- **To do**:
Leave out the pictures and print the records below exactly.

- **Records provided**:
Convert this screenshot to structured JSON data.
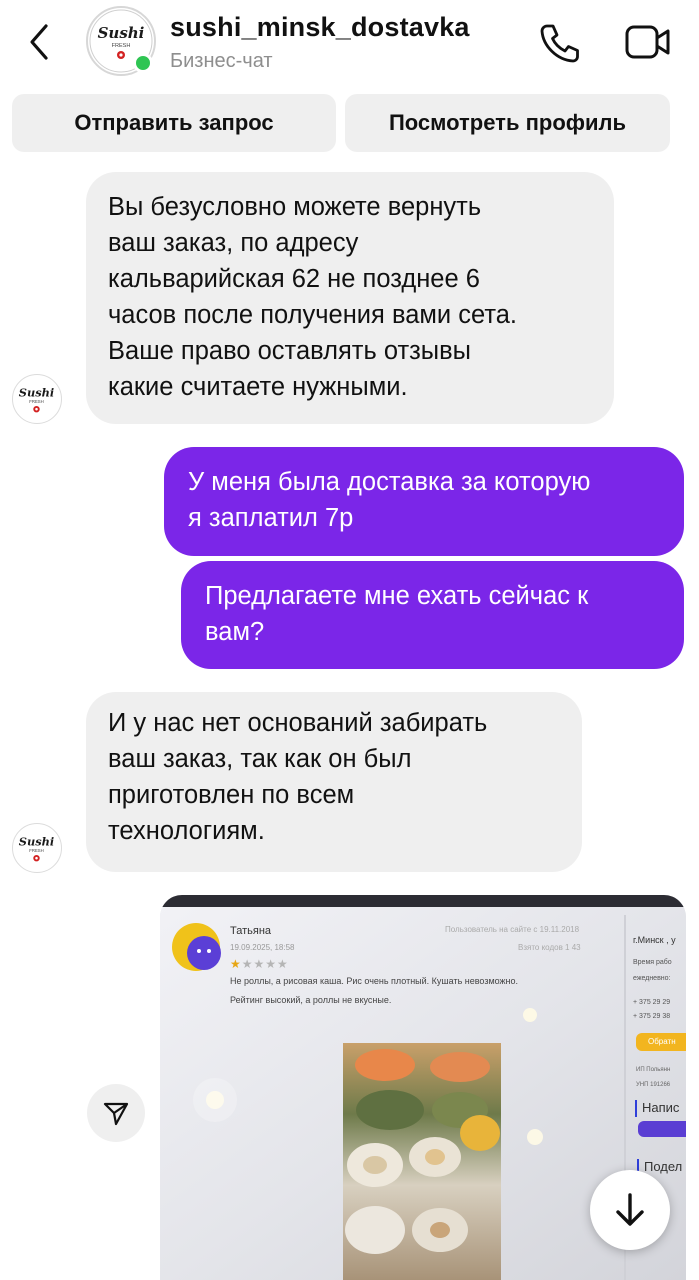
{
  "header": {
    "username": "sushi_minsk_dostavka",
    "subtitle": "Бизнес-чат",
    "send_request_label": "Отправить запрос",
    "view_profile_label": "Посмотреть профиль",
    "icons": [
      "back-arrow-icon",
      "phone-icon",
      "video-call-icon"
    ],
    "online_color": "#2fc553"
  },
  "logo": {
    "text": "Sushi",
    "subtext": "FRESH"
  },
  "messages": [
    {
      "side": "in",
      "text": "Вы безусловно можете вернуть ваш заказ, по адресу кальварийская 62 не позднее 6 часов после получения вами сета. Ваше право оставлять отзывы какие считаете нужными.",
      "lines": [
        "Вы безусловно можете вернуть",
        "ваш заказ, по адресу",
        "кальварийская 62 не позднее 6",
        "часов после получения вами сета.",
        "Ваше право оставлять отзывы",
        "какие считаете нужными."
      ]
    },
    {
      "side": "out",
      "lines": [
        "У меня была доставка за которую",
        "я заплатил 7р"
      ]
    },
    {
      "side": "out",
      "lines": [
        "Предлагаете мне ехать сейчас к",
        "вам?"
      ]
    },
    {
      "side": "in",
      "lines": [
        "И у нас нет оснований забирать",
        "ваш заказ, так как он был",
        "приготовлен по всем",
        "технологиям."
      ]
    }
  ],
  "photo": {
    "reviewer_name": "Татьяна",
    "review_date": "19.09.2025, 18:58",
    "user_since": "Пользователь на сайте с 19.11.2018",
    "visit_code": "Взято кодов",
    "visit_count": "1",
    "visit_total": "43",
    "stars": "★★★★★",
    "review_line1": "Не роллы, а рисовая каша. Рис очень плотный. Кушать невозможно.",
    "review_line2": "Рейтинг высокий, а роллы не вкусные.",
    "side_city": "г.Минск , у",
    "side_hours": "Время рабо",
    "side_daily": "ежедневно:",
    "side_phone1": "+ 375 29 29",
    "side_phone2": "+ 375 29 38",
    "side_feedback": "Обратн",
    "side_ip": "ИП Польянн",
    "side_unp": "УНП 191266",
    "side_write": "Напис",
    "side_share": "Подел"
  },
  "colors": {
    "outgoing_bubble": "#7b26e8",
    "incoming_bubble": "#efefef"
  },
  "controls": {
    "share_icon": "send-paper-plane-icon",
    "scroll_icon": "arrow-down-icon"
  }
}
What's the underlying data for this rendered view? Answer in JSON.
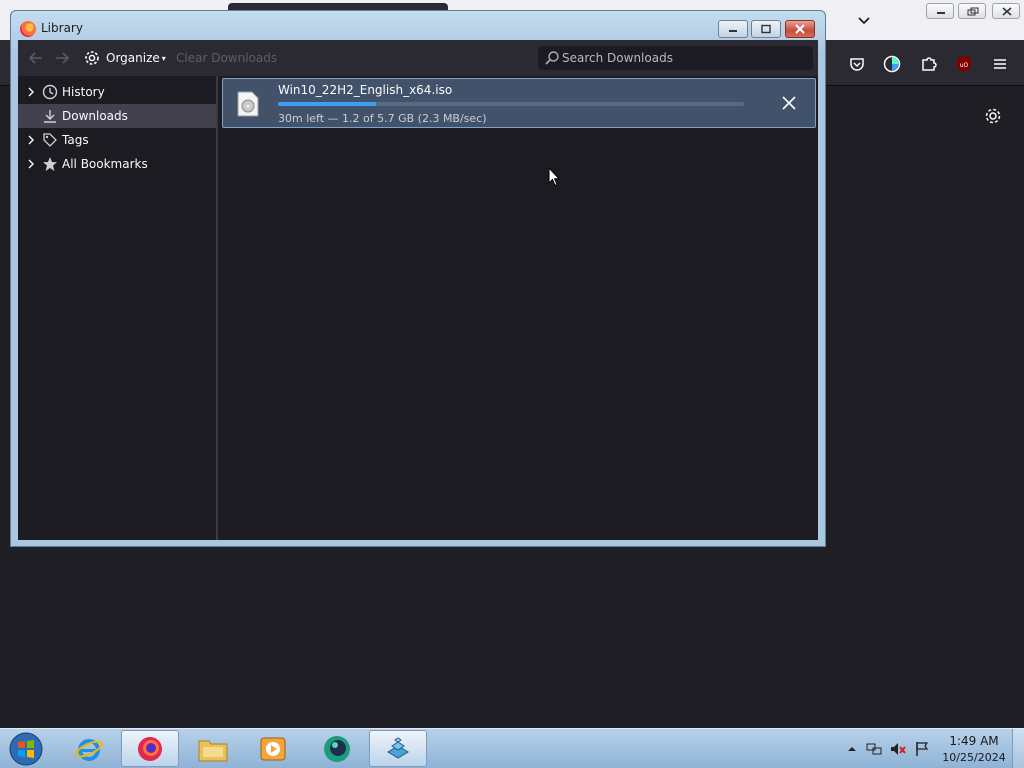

- **Problem solution**:
Convert this screenshot to structured JSON data.
{
  "header": {
    "username": "sushi_minsk_dostavka",
    "subtitle": "Бизнес-чат",
    "send_request_label": "Отправить запрос",
    "view_profile_label": "Посмотреть профиль",
    "icons": [
      "back-arrow-icon",
      "phone-icon",
      "video-call-icon"
    ],
    "online_color": "#2fc553"
  },
  "logo": {
    "text": "Sushi",
    "subtext": "FRESH"
  },
  "messages": [
    {
      "side": "in",
      "text": "Вы безусловно можете вернуть ваш заказ, по адресу кальварийская 62 не позднее 6 часов после получения вами сета. Ваше право оставлять отзывы какие считаете нужными.",
      "lines": [
        "Вы безусловно можете вернуть",
        "ваш заказ, по адресу",
        "кальварийская 62 не позднее 6",
        "часов после получения вами сета.",
        "Ваше право оставлять отзывы",
        "какие считаете нужными."
      ]
    },
    {
      "side": "out",
      "lines": [
        "У меня была доставка за которую",
        "я заплатил 7р"
      ]
    },
    {
      "side": "out",
      "lines": [
        "Предлагаете мне ехать сейчас к",
        "вам?"
      ]
    },
    {
      "side": "in",
      "lines": [
        "И у нас нет оснований забирать",
        "ваш заказ, так как он был",
        "приготовлен по всем",
        "технологиям."
      ]
    }
  ],
  "photo": {
    "reviewer_name": "Татьяна",
    "review_date": "19.09.2025, 18:58",
    "user_since": "Пользователь на сайте с 19.11.2018",
    "visit_code": "Взято кодов",
    "visit_count": "1",
    "visit_total": "43",
    "stars": "★★★★★",
    "review_line1": "Не роллы, а рисовая каша. Рис очень плотный. Кушать невозможно.",
    "review_line2": "Рейтинг высокий, а роллы не вкусные.",
    "side_city": "г.Минск , у",
    "side_hours": "Время рабо",
    "side_daily": "ежедневно:",
    "side_phone1": "+ 375 29 29",
    "side_phone2": "+ 375 29 38",
    "side_feedback": "Обратн",
    "side_ip": "ИП Польянн",
    "side_unp": "УНП 191266",
    "side_write": "Напис",
    "side_share": "Подел"
  },
  "colors": {
    "outgoing_bubble": "#7b26e8",
    "incoming_bubble": "#efefef"
  },
  "controls": {
    "share_icon": "send-paper-plane-icon",
    "scroll_icon": "arrow-down-icon"
  }
}
What's the underlying data for this rendered view? Answer in JSON.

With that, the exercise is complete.